09 November 2013

The Value of Black Life

Yesterday, I was substituting in an 8th grade math class. As we all know, middle school students are noisy so I had to keep reminding students to stay focused on their work. I walked around the classroom, offering help to students who needed it. I walked over to the loudest student in the class, Tatum, and softly reminded him to get on task. How he responded was really sad. He looked me in my eyes and said, “Miss B, if you haven’t noticed, I’m stupid.” I was floored. Did this 13-year-old boy really think that? Or was he just looking for an excuse not to do his work?

I looked him in his eyes and said, “Tatum, you’re not stupid. Look, you did questions number one through six perfectly and…” Before I could finish, he said, “No, I know that I’m dumb. It’s okay, Miss B.” I responded, “Tatum, you’re not dumb. You’re talkative. If you just cut back on talking, you could get more work done.” He sighed loudly as if I were not convincing enough, and just said okay. I stood next to him as he completed a few more problems without a hitch and gave him positive reinforcement before helping another student.

This is the reason why I want to be a teacher. I don’t know who put the idea in Tatum’s head that he was dumb, but it was clear that no one was reassuring him that that idea was false.

A few months ago, Feminista Jones asked her Twitter followers, “Honestly, how many of u were raised being told that you're destined for greatness & were given immense support towards achieving greatness?” While I was raised in a pretty supportive family, I noticed that not everyone shares the same upbringing. Many Black people, men especially, were told that they were not shit, were not ever going to be shit, and probably that their fathers were not shit to begin with. Sadly, they believed it. I have seen so many Black men who lack a support system and who search for role models outside of their families. They were never told that they are brilliant. Their parents did not support their goals. Their creativity wasn’t nurtured. They were taught that men did not cry, men did not love, men did not get an education, etc. They were taught that you were only as strong if you did not show emotion. They played sports, did not do homework, got into fights (and won), and were celebrated for how much money they made.

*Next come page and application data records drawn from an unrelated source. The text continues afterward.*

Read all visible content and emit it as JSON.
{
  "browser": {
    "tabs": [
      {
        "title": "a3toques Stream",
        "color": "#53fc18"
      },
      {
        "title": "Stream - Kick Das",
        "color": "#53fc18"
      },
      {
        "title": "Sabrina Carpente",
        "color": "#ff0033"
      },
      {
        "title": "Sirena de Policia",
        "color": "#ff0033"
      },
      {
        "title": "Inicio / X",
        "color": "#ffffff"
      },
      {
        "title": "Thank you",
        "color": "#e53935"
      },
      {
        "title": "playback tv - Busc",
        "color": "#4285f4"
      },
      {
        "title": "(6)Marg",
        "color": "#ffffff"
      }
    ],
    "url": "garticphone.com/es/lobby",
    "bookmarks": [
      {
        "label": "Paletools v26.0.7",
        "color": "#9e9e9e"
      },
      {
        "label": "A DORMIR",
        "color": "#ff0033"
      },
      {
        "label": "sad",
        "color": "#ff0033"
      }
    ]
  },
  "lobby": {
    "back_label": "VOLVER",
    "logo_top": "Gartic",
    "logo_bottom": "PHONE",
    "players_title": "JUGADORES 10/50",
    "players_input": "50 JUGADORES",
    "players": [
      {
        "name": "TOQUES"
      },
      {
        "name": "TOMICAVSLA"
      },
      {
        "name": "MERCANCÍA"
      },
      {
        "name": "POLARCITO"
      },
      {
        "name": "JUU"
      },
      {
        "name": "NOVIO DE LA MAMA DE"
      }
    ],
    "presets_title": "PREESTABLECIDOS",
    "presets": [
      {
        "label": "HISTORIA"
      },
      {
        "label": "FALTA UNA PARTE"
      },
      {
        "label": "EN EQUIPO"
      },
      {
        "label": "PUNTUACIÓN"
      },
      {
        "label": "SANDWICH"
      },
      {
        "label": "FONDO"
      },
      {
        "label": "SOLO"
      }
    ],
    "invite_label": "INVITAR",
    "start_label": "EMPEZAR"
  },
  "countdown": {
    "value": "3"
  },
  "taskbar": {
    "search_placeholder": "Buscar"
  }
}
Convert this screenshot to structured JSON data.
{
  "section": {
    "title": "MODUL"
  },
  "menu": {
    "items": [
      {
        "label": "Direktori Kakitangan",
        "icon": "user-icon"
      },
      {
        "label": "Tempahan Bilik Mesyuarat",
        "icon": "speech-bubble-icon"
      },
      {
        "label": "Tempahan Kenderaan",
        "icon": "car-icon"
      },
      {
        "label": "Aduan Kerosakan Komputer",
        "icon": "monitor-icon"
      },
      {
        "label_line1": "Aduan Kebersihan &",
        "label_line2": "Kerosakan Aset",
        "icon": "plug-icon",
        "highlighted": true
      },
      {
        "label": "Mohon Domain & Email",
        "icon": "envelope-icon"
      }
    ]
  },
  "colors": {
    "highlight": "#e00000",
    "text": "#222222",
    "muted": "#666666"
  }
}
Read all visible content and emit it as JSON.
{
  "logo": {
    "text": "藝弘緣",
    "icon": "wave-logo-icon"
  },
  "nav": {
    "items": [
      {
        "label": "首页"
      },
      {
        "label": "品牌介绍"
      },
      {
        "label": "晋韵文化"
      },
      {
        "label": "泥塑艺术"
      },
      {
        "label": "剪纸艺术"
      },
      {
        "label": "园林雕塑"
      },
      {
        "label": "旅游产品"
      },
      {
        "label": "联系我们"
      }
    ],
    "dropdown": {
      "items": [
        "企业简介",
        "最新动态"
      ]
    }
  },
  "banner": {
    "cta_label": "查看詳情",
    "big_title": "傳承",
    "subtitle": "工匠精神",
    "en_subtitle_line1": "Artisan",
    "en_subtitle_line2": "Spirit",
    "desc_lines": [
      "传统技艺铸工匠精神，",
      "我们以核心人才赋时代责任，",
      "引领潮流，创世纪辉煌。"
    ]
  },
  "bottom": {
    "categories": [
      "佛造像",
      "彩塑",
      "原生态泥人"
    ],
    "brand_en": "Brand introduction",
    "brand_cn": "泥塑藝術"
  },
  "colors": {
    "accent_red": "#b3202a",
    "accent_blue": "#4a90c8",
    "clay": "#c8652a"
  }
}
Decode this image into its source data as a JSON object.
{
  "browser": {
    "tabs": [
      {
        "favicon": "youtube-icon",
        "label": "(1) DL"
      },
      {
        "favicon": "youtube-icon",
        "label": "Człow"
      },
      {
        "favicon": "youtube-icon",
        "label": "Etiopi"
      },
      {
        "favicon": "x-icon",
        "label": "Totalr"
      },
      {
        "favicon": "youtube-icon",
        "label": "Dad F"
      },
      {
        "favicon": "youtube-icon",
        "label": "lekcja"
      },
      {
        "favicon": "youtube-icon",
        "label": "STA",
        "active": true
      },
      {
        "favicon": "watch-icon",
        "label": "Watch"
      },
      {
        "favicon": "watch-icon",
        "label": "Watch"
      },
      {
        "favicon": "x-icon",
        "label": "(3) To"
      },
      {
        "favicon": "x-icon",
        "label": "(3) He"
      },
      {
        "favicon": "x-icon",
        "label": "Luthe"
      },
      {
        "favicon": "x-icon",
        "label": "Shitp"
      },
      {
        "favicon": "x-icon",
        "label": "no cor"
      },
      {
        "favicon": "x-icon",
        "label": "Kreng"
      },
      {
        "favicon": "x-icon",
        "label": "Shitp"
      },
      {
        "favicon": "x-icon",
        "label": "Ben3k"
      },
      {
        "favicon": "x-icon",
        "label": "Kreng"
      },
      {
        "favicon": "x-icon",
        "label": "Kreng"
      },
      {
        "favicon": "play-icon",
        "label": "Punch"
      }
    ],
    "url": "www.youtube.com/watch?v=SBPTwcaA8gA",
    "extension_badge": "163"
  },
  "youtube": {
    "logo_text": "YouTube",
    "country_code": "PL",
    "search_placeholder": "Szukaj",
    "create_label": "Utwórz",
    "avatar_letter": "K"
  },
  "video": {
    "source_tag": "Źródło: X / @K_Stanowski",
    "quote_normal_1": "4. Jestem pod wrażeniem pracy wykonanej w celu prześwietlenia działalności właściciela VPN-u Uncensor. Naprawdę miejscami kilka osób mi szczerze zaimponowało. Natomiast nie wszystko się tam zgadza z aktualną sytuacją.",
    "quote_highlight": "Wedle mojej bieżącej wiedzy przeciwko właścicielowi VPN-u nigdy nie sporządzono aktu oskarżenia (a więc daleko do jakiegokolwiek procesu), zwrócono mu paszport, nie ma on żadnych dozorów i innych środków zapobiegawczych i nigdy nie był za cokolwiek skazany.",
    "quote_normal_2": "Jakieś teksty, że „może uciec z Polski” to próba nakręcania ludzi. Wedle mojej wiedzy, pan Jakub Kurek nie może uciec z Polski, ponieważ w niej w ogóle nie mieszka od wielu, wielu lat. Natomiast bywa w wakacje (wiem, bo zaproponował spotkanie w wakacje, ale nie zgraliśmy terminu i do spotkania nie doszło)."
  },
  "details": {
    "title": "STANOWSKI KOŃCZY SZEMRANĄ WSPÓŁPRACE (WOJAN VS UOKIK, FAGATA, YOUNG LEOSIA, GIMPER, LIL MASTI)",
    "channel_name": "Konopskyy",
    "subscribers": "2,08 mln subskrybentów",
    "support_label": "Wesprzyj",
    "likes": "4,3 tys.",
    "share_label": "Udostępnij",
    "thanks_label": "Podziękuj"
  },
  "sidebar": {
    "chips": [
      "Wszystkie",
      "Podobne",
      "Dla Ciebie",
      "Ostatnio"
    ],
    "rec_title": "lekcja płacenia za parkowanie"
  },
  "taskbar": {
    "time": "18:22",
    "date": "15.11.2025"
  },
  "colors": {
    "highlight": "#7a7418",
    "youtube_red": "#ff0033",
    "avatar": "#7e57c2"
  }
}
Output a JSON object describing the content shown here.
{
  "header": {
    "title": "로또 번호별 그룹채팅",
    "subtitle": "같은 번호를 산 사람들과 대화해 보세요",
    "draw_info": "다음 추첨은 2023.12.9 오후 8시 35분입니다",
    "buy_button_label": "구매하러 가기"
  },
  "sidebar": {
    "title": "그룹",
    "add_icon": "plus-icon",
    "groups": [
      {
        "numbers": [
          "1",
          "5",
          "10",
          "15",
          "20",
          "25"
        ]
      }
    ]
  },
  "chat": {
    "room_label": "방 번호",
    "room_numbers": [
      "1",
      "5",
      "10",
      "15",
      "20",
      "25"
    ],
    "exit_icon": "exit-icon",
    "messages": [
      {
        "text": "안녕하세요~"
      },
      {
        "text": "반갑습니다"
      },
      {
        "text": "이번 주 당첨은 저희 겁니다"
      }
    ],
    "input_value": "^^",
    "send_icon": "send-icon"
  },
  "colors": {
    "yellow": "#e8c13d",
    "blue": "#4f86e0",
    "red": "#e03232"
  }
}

If you turn on the television, you will see how many Black people have been killed/wrongly convicted by people who do not value them. Trayvon Martin, Renisha McBride, Oscar Grant, Emmitt Till, Marissa Alexander are proof that a Black life has always been undervalued in society. When Black people are killed or done wrong, no one jumps to their rescue. The media always finds a way to justify the murder, or not shine light on the severity of the injustice, or shift the blame to us. I dare you to read a CNN comment section where the victim is Black, or even worst if the suspect is Black. It is up to us to fight and educate others so we can have even a semblance of fairness thrown our way.

If all of these factors are already against us from out of the womb, who is there to tell us that we are valued? Who is going to inform us that we are brilliant? What evidence do we have that we are capable of greatness? How will we know that we can change the world if we put our minds to it?

Tatum’s words really hurt me, as an educator and as a future parent. As a teacher, I can only do so much an hour per day, nine months out of the year, to combat these beliefs at an early age. As a parent, I will have to do everything in my power to make sure that my children are not exposed to people who teach them this, including family.

For those of you who are already parents, please make sure that you are not directly (or indirectly) letting your children believe that they are inadequate and incapable of brilliance. I can show and tell your children that they are great, but it’s nothing like a parent’s words and actions to truly exemplify this belief.